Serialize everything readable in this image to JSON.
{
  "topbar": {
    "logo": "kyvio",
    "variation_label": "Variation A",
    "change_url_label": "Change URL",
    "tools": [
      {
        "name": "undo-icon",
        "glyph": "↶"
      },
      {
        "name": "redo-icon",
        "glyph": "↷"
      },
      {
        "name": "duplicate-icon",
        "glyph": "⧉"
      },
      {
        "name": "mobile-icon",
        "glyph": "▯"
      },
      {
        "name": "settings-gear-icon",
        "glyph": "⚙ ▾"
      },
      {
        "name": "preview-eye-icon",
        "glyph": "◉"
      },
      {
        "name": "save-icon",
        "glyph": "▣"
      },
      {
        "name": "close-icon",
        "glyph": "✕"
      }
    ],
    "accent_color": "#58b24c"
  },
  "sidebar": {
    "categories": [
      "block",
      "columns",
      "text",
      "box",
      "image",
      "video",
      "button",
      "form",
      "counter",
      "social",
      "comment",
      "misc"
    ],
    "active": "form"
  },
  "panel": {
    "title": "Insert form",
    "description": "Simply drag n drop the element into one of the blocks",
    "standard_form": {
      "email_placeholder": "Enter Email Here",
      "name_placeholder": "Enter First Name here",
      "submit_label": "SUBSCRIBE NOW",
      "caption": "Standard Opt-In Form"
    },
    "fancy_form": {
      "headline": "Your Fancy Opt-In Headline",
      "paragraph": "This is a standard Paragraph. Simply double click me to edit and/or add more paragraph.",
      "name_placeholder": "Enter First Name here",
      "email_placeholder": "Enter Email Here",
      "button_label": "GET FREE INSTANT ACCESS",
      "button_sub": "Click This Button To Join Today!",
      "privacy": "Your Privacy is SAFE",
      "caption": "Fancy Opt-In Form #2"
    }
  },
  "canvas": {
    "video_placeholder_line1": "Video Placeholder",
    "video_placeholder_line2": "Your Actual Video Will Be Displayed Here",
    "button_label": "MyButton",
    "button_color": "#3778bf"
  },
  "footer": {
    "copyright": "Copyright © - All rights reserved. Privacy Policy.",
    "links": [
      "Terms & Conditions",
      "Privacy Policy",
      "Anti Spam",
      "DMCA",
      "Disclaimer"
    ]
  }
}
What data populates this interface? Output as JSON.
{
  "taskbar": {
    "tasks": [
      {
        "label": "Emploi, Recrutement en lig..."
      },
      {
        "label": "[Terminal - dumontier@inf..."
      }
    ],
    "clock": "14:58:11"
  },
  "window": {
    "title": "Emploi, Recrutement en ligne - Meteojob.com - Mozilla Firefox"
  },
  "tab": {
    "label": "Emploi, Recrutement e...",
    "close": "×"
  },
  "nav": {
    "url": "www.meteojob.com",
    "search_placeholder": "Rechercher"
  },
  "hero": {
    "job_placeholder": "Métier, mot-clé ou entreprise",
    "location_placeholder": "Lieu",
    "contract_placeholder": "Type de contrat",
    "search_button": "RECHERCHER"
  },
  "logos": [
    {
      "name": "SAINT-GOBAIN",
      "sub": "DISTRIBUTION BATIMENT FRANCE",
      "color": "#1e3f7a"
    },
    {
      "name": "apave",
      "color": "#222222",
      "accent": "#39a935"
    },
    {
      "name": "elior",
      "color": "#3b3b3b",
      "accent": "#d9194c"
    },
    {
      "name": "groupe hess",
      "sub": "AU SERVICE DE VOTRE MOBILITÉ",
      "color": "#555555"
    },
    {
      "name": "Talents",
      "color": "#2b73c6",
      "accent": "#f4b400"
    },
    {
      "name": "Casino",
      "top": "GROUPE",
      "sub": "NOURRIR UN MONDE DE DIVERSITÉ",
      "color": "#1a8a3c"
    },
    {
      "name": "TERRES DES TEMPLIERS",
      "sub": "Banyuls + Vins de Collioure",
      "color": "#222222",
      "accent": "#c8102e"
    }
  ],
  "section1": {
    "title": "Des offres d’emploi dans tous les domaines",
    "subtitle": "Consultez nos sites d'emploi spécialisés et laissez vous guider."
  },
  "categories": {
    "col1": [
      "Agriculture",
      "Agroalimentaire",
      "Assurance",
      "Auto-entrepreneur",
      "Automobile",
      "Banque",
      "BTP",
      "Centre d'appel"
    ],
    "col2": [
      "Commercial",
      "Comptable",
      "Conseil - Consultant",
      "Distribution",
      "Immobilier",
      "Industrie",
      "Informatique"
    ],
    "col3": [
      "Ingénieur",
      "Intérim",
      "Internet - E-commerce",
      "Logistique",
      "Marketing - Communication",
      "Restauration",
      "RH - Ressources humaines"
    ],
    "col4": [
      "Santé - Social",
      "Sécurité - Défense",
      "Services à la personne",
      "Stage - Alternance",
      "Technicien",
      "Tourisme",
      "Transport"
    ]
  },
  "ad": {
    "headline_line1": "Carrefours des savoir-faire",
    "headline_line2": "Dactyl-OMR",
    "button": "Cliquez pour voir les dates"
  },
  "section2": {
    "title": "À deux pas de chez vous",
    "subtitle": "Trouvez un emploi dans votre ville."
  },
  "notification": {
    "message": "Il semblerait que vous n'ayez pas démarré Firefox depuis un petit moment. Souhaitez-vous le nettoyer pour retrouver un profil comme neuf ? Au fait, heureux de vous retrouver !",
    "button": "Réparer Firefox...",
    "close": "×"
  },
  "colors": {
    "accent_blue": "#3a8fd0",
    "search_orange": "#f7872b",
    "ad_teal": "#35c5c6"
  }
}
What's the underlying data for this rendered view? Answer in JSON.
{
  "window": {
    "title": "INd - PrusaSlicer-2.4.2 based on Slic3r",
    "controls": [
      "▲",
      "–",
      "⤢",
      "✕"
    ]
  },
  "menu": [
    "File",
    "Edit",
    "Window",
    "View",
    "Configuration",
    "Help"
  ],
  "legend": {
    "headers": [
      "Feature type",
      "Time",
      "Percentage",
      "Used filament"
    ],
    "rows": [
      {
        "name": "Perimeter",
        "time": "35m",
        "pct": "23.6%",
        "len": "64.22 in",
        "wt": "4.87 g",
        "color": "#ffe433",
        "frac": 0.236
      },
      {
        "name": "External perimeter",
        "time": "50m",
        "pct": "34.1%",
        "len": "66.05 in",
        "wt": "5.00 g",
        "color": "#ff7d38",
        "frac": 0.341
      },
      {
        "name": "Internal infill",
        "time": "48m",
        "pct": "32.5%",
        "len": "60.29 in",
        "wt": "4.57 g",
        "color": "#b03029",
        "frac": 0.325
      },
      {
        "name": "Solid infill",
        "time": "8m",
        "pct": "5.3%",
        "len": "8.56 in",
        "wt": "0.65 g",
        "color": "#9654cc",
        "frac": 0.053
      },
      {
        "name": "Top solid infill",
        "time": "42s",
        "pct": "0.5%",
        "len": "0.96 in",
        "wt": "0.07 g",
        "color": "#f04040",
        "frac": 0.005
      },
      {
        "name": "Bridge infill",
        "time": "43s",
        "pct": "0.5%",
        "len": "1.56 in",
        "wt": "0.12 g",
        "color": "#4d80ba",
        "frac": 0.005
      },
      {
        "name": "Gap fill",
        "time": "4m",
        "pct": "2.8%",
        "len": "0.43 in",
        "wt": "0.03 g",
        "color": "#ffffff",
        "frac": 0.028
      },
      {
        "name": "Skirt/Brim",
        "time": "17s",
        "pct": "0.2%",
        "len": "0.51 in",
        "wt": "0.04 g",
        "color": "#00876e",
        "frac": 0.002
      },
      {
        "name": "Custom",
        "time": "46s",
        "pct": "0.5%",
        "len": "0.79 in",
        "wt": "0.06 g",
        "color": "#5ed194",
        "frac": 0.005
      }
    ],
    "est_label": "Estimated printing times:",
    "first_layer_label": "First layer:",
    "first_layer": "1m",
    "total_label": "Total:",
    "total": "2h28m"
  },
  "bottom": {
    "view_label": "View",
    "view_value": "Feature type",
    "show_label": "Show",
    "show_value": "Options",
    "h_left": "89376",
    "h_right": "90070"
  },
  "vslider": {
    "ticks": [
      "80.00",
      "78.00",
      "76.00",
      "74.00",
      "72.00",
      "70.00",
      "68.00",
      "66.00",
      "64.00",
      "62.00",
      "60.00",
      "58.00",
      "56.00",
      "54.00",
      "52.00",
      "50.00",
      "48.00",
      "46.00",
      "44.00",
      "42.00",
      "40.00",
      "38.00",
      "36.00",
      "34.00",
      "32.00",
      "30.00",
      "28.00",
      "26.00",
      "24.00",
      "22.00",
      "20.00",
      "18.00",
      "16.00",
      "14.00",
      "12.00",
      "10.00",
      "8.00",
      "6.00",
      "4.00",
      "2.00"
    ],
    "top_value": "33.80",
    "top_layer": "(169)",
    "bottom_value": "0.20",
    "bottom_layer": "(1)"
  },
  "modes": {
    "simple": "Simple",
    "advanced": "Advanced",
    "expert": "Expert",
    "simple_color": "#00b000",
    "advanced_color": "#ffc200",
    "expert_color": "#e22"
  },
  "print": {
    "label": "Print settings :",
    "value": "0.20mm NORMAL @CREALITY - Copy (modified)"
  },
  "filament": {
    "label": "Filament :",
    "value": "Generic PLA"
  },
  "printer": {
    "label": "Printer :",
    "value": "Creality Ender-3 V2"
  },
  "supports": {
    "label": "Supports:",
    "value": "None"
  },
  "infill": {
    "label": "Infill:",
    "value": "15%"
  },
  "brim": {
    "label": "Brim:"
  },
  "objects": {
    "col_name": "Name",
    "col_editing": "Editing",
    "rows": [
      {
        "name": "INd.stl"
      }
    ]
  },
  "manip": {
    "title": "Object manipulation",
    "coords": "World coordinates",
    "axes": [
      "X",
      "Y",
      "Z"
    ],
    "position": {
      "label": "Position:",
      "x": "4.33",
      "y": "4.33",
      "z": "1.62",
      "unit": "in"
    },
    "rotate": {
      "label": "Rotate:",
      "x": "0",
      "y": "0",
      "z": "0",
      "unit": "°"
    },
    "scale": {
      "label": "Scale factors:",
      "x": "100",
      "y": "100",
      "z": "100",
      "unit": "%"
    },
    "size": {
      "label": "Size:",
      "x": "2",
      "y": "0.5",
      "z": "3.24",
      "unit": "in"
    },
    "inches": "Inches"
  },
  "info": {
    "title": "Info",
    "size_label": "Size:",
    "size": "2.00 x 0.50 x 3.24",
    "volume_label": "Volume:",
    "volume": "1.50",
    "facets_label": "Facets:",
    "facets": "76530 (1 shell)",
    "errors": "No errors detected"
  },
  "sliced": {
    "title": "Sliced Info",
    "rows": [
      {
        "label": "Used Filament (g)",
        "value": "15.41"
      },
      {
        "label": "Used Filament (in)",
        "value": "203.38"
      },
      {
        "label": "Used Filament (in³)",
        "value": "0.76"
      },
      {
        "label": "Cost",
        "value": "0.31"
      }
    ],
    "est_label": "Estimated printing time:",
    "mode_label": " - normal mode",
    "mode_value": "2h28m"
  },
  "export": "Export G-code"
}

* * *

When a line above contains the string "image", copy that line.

Serialize everything readable in this image to JSON.
      "image",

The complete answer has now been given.